Coffee extract at a 35% concentration (% solids by weight of the extract) was slowly frozen on a continuous freeze belt to obtain a solid frozen slab. The slab was ground and divided into three samples for freeze drying. Sample 1 was dried at a pressure of from 100 to 150μHg. for the entire 9 hour drying cycle. Sample 2 was dried at a pressure of 380 to 420μHg. and sample 3 was dried at 450μHg. The color of the final dried product for samples 1, 2, and 3 were 31, 29, and 28 respectively. A color of 31 is considered a reasonably desirable color for a freeze dried coffee. A color of 28 is considered excellent. It is readily apparent that a gradual darkening from desirable to excellent was attained as the drying pressure was increased.
Extract was rapidly frozen and the frozen slabs ground and divided into two samples. Sample 1 was dried at from 100 to 150μHg. for 9 hours and sample 2 was dried at 490μHg. The color of the dry product from sample 1 was 48.5, a very light and undesirable color. The color of sample 2 was 36.0, a color which is lighter than desirable but tolerable as a final product color.
The process of example 2 was repeated but an 8 hour drying cycle was used. Also, in run number 1 the pressure was deliberately raised from 150 Hg. to 490μHg. for the latter half of the drying cycle. In run number 2 the pressure was deliberately reduced from 490μHg. to 100μHg. during the latter half of the drying cycle. The color of the final product from run number 1 was 49.0 while the color from run number 2 was 38.0. Thus, it is apparent that the bulk of the improvement in color is obtained in the initial portion of the drying cycle.
Slowly frozen extract prepared as in Example I was divided into 5 batches and freeze dried at varying pressures. The following results were obtained:
______________________________________Run Number Chamber Pressure (μHg.) Product Color______________________________________1 250 32.52 320 32.53 380 30.04 450 30.05 520 28.0______________________________________ From the foregoing table it is readily apparent that a gradual decrease in product color is obtained as the chamber pressure is increased.

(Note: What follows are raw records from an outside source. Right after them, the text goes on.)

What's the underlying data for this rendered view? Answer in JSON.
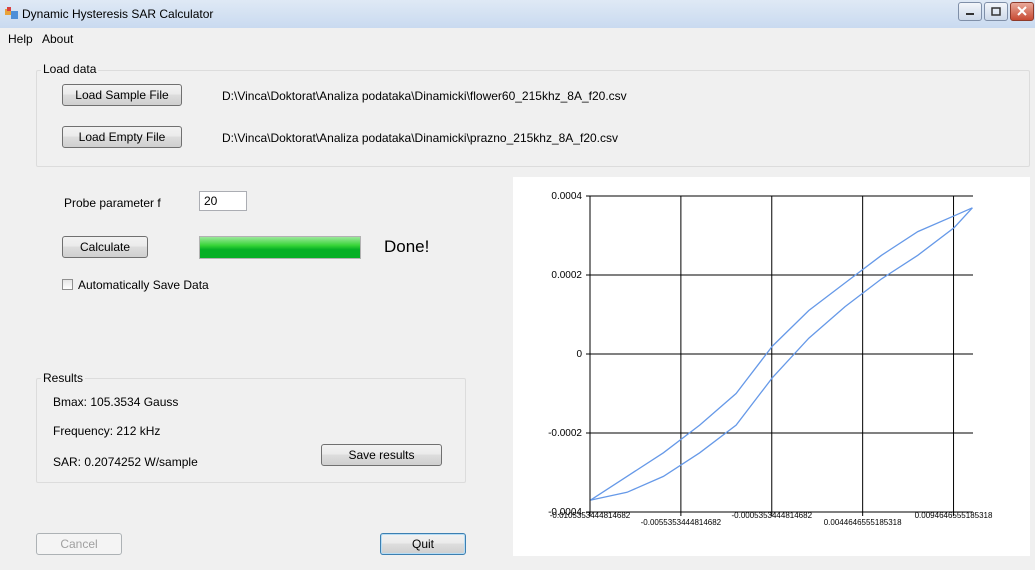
{
  "window": {
    "title": "Dynamic Hysteresis SAR Calculator"
  },
  "menu": [
    "Help",
    "About"
  ],
  "load_data": {
    "title": "Load data",
    "sample_button": "Load Sample File",
    "sample_path": "D:\\Vinca\\Doktorat\\Analiza podataka\\Dinamicki\\flower60_215khz_8A_f20.csv",
    "empty_button": "Load Empty File",
    "empty_path": "D:\\Vinca\\Doktorat\\Analiza podataka\\Dinamicki\\prazno_215khz_8A_f20.csv"
  },
  "probe": {
    "label": "Probe parameter f",
    "value": "20"
  },
  "calculate": {
    "button": "Calculate",
    "progress": 1.0,
    "status": "Done!"
  },
  "auto_save": {
    "label": "Automatically Save Data",
    "checked": false
  },
  "results": {
    "title": "Results",
    "bmax": "Bmax: 105.3534 Gauss",
    "frequency": "Frequency: 212 kHz",
    "sar": "SAR: 0.2074252 W/sample",
    "save_button": "Save results"
  },
  "buttons": {
    "cancel": "Cancel",
    "quit": "Quit"
  },
  "colors": {
    "accent": "#6699e8",
    "progress": "#06b025"
  },
  "chart_data": {
    "type": "line",
    "title": "",
    "xlabel": "",
    "ylabel": "",
    "xlim": [
      -0.0105353444814682,
      0.0105353444814682
    ],
    "ylim": [
      -0.0004,
      0.0004
    ],
    "grid": true,
    "x_ticks": [
      -0.0105353444814682,
      -0.0055353444814682,
      -0.0005353444814682,
      0.0044646555185318,
      0.0094646555185318
    ],
    "x_tick_labels": [
      "-0.0105353444814682",
      "-0.0055353444814682",
      "-0.0005353444814682",
      "0.0044646555185318",
      "0.0094646555185318"
    ],
    "y_ticks": [
      0.0004,
      0.0002,
      0,
      -0.0002,
      -0.0004
    ],
    "y_tick_labels": [
      "0.0004",
      "0.0002",
      "0",
      "-0.0002",
      "-0.0004"
    ],
    "series": [
      {
        "color": "#6699e8",
        "x": [
          -0.0105,
          -0.0085,
          -0.0065,
          -0.0045,
          -0.0025,
          -0.0005,
          0.0015,
          0.0035,
          0.0055,
          0.0075,
          0.0095,
          0.0105
        ],
        "y": [
          -0.00037,
          -0.00031,
          -0.00025,
          -0.00018,
          -0.0001,
          2e-05,
          0.00011,
          0.00018,
          0.00025,
          0.00031,
          0.00035,
          0.00037
        ]
      },
      {
        "color": "#6699e8",
        "x": [
          -0.0105,
          -0.0085,
          -0.0065,
          -0.0045,
          -0.0025,
          -0.0005,
          0.0015,
          0.0035,
          0.0055,
          0.0075,
          0.0095,
          0.0105
        ],
        "y": [
          -0.00037,
          -0.00035,
          -0.00031,
          -0.00025,
          -0.00018,
          -6e-05,
          4e-05,
          0.00012,
          0.00019,
          0.00025,
          0.00032,
          0.00037
        ]
      }
    ]
  }
}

Frozen and ground coffee was prepared as in Example I and divided into 6 batches for freeze drying runs. The duration of the drying cycle was seven hours. The following table summarizes the pressure conditions during the drying cycle and color of the final product. Where not indicated the pressure in the drying chamber was less than 280μHg.

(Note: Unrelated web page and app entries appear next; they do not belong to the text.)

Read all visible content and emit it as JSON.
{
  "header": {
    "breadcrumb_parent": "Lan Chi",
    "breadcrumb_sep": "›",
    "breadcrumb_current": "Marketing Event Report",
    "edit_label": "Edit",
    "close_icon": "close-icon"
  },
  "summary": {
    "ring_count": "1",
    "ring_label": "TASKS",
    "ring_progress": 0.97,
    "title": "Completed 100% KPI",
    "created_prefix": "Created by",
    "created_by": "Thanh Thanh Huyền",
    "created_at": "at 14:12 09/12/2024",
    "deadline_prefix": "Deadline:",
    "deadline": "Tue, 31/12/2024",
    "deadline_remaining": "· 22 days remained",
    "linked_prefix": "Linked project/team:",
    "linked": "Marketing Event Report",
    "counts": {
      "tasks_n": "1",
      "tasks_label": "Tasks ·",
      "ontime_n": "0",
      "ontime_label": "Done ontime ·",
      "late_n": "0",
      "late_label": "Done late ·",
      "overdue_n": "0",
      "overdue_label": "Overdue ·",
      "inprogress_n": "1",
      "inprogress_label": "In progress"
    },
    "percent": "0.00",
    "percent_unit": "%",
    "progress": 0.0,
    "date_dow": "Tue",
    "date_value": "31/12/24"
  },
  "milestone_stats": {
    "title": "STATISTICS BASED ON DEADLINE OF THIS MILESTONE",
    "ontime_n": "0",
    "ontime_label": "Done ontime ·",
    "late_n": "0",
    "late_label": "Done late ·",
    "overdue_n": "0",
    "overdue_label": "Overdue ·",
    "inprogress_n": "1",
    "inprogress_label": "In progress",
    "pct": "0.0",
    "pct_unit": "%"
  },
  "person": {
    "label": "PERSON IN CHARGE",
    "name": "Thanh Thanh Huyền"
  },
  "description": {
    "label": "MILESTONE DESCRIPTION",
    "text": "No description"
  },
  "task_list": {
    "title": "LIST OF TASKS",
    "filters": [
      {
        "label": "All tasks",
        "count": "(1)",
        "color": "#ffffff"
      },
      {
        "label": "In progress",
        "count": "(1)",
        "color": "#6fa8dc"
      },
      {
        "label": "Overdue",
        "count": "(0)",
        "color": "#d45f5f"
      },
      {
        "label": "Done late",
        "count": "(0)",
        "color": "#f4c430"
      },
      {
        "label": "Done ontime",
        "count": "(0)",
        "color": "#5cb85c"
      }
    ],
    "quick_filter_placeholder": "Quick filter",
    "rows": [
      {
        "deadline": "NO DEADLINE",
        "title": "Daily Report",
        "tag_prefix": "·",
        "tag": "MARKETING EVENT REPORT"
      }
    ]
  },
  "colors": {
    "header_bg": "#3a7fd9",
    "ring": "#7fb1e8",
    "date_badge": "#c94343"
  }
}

______________________________________ Chamber Time at ProductRun Number Pressure (μHg.) High Pressure Color______________________________________1 270 Initial 10 mins 33.02 475 First hour 31.53 475 First 2 hours 30.54 475 First 3 hours 29.05 475 Last 4 hours 33.06 475 Entire run 30.0______________________________________
It is readily apparent that essentially no color darkening was achieved in run number 5 (as compared to run number 1) where the pressure was maintained at a high level only during the latter portion of the drying cycle. It is also apparent that there was a gradual darkening as the time at a high pressure during the initial half of the drying cycle was increased. Note, that maintaining the pressure at a high level in run number 6 for the entire run did not result in any significant change as compared to the darkening achieved in run number 4 where the pressure was maintained at a high level for only 3 of the 7 hours.
It should be noted that in all of the foregoing examples the darkened product had an increased density as compared to the product dried at a low pressure. A run was made wherein frozen granules were prepared as in Example I. The ground material was subjected to a separation operation wherein 10% of the product having a particle size of less than a 40 Mesh screen was separated out by air classification. The bulk (90%) of the product was then freeze dried using an elevated pressure of about 400 microns during the initial half of the drying cycle. As in example I, the color darkening was achieved. In addition, it was found that there was no significant change in density between the color darkened sample and the unscreened, undarkened control.
The foregoing examples were for illustrative purposes only and the scope of this invention is intended to be limited only by the appended claims.